- PROBLEM TO SOLVE
Skip the pictures and return every entry exactly as written.

- Page and application data records
Start of Block
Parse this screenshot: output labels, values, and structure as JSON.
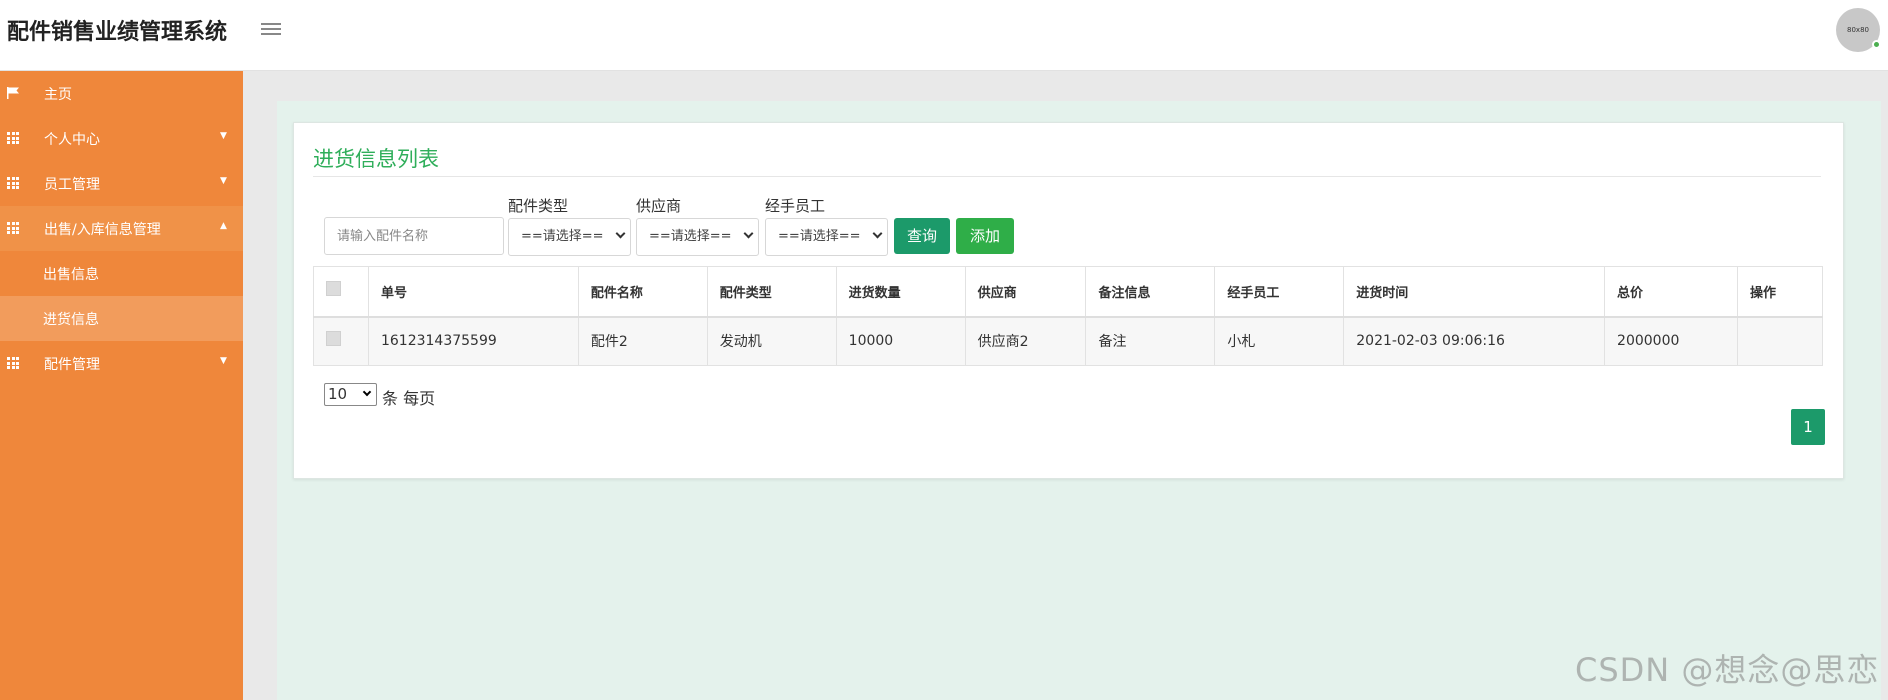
{
  "app": {
    "title": "配件销售业绩管理系统",
    "avatar_text": "80x80"
  },
  "sidebar": {
    "items": [
      {
        "label": "主页",
        "icon": "flag-icon"
      },
      {
        "label": "个人中心",
        "icon": "grid-icon"
      },
      {
        "label": "员工管理",
        "icon": "grid-icon"
      },
      {
        "label": "出售/入库信息管理",
        "icon": "grid-icon"
      },
      {
        "label": "出售信息"
      },
      {
        "label": "进货信息"
      },
      {
        "label": "配件管理",
        "icon": "grid-icon"
      }
    ]
  },
  "main": {
    "title": "进货信息列表",
    "filters": {
      "search_placeholder": "请输入配件名称",
      "type_label": "配件类型",
      "supplier_label": "供应商",
      "staff_label": "经手员工",
      "select_default": "==请选择=="
    },
    "buttons": {
      "search": "查询",
      "add": "添加"
    },
    "table": {
      "headers": [
        "单号",
        "配件名称",
        "配件类型",
        "进货数量",
        "供应商",
        "备注信息",
        "经手员工",
        "进货时间",
        "总价",
        "操作"
      ],
      "rows": [
        [
          "1612314375599",
          "配件2",
          "发动机",
          "10000",
          "供应商2",
          "备注",
          "小札",
          "2021-02-03 09:06:16",
          "2000000",
          ""
        ]
      ]
    },
    "pagination": {
      "page_size": "10",
      "page_size_label": "条 每页",
      "current_page": "1"
    }
  },
  "watermark": "CSDN @想念@思恋",
  "colors": {
    "sidebar": "#ef873b",
    "accent_green": "#2fae5a",
    "button_search": "#1c9a6a",
    "button_add": "#2fae48"
  }
}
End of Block
- YOUR SOLUTION
Parse this screenshot: output labels, values, and structure as JSON.
{
  "app": {
    "title": "配件销售业绩管理系统",
    "avatar_text": "80x80"
  },
  "sidebar": {
    "items": [
      {
        "label": "主页",
        "icon": "flag-icon"
      },
      {
        "label": "个人中心",
        "icon": "grid-icon"
      },
      {
        "label": "员工管理",
        "icon": "grid-icon"
      },
      {
        "label": "出售/入库信息管理",
        "icon": "grid-icon"
      },
      {
        "label": "出售信息"
      },
      {
        "label": "进货信息"
      },
      {
        "label": "配件管理",
        "icon": "grid-icon"
      }
    ]
  },
  "main": {
    "title": "进货信息列表",
    "filters": {
      "search_placeholder": "请输入配件名称",
      "type_label": "配件类型",
      "supplier_label": "供应商",
      "staff_label": "经手员工",
      "select_default": "==请选择=="
    },
    "buttons": {
      "search": "查询",
      "add": "添加"
    },
    "table": {
      "headers": [
        "单号",
        "配件名称",
        "配件类型",
        "进货数量",
        "供应商",
        "备注信息",
        "经手员工",
        "进货时间",
        "总价",
        "操作"
      ],
      "rows": [
        [
          "1612314375599",
          "配件2",
          "发动机",
          "10000",
          "供应商2",
          "备注",
          "小札",
          "2021-02-03 09:06:16",
          "2000000",
          ""
        ]
      ]
    },
    "pagination": {
      "page_size": "10",
      "page_size_label": "条 每页",
      "current_page": "1"
    }
  },
  "watermark": "CSDN @想念@思恋",
  "colors": {
    "sidebar": "#ef873b",
    "accent_green": "#2fae5a",
    "button_search": "#1c9a6a",
    "button_add": "#2fae48"
  }
}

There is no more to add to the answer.